**Problem to work on:** Below are the records. State how many of their lines hold the word "Academia", and add nothing else.

**Information provided:**

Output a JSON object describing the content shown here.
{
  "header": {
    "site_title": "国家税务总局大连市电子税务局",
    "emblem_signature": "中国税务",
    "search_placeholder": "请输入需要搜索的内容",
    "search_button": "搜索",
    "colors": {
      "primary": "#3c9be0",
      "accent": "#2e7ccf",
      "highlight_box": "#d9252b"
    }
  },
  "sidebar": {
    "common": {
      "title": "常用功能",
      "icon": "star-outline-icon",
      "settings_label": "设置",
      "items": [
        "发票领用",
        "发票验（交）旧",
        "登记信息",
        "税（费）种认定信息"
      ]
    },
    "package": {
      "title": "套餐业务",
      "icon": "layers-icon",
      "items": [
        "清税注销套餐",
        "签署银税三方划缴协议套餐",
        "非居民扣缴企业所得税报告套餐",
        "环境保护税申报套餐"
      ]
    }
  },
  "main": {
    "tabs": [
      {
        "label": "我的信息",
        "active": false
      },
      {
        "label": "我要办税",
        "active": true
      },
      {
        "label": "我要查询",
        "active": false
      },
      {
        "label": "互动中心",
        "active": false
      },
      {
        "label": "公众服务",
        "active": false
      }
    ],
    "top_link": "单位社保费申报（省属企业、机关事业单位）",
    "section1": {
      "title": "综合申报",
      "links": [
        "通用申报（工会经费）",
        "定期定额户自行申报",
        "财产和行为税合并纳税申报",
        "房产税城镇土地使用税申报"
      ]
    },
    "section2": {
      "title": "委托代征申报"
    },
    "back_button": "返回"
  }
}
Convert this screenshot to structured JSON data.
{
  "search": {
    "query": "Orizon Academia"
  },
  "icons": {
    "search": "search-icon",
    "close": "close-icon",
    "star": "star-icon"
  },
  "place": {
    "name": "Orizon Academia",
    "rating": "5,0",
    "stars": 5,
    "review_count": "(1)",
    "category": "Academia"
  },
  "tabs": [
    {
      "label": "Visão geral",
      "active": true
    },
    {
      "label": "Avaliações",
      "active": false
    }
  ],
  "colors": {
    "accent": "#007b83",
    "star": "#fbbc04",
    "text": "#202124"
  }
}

**Solution to this exercise:** 3